Input section start

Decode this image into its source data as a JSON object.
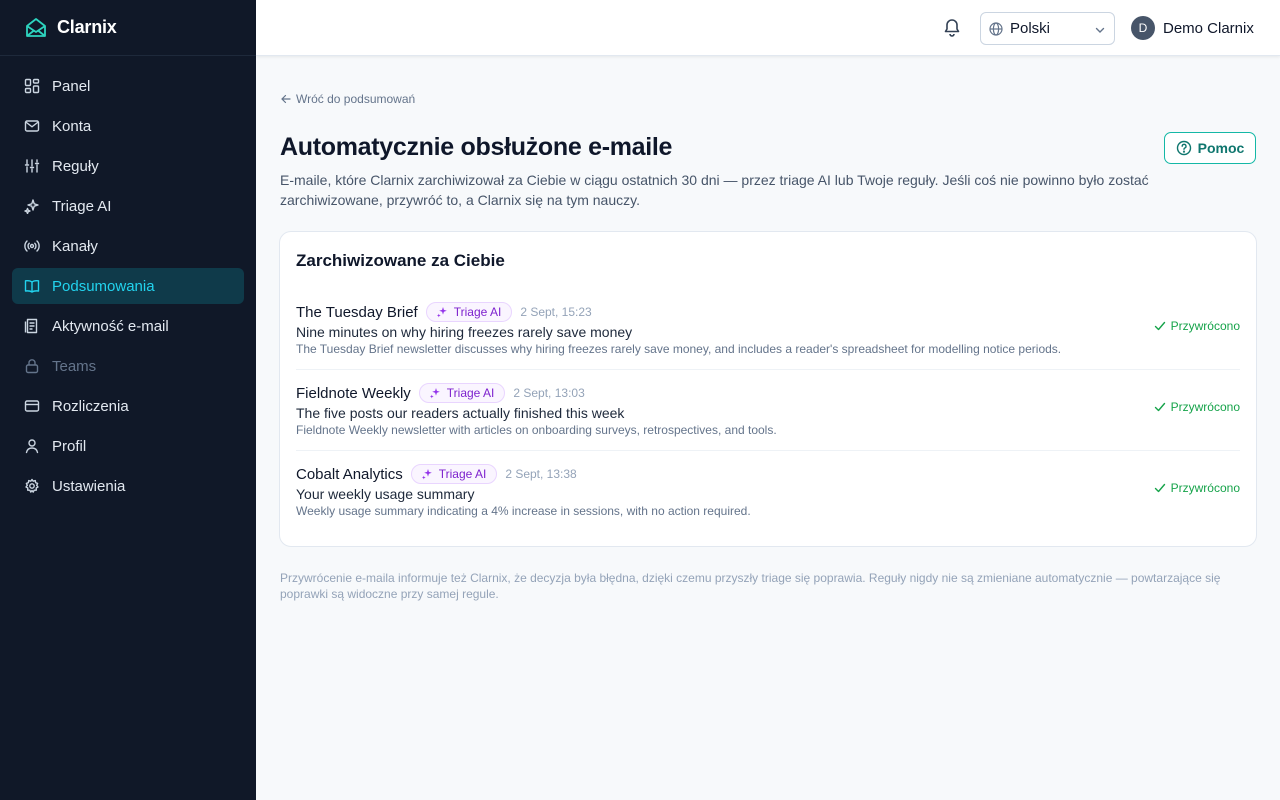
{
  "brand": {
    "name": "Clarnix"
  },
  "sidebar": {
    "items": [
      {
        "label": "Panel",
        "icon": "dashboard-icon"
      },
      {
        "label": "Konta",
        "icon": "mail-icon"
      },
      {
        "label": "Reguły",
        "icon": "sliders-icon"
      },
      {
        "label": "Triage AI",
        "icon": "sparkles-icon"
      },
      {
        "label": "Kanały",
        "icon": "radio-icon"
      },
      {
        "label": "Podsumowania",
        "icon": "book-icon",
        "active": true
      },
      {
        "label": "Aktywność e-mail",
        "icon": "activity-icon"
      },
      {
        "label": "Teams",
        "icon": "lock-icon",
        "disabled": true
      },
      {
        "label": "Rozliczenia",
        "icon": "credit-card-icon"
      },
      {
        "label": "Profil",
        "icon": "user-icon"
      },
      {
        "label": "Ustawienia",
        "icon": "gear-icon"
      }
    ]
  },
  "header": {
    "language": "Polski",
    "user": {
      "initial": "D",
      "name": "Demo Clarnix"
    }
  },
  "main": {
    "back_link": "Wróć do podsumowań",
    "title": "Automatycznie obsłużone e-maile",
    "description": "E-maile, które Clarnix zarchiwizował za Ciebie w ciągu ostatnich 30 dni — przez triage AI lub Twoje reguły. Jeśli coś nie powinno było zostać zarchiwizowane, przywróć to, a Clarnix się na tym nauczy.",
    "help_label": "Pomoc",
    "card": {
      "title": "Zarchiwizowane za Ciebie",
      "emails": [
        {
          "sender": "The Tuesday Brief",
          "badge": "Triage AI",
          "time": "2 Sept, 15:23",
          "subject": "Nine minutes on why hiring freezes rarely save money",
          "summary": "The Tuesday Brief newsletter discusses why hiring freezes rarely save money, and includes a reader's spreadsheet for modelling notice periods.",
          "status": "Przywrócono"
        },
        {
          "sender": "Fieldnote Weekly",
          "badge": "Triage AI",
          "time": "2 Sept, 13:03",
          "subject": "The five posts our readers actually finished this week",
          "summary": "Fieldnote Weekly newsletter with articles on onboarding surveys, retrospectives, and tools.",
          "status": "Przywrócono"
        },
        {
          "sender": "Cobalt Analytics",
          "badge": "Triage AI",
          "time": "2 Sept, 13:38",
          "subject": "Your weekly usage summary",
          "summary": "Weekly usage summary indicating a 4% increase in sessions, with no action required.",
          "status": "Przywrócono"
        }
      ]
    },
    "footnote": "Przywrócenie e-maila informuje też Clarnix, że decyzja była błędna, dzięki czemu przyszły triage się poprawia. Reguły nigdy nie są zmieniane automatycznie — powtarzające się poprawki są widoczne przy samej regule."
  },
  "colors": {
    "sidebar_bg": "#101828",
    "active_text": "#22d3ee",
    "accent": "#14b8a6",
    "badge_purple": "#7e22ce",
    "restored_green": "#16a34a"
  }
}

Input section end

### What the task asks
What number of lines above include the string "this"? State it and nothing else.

### Task solution
2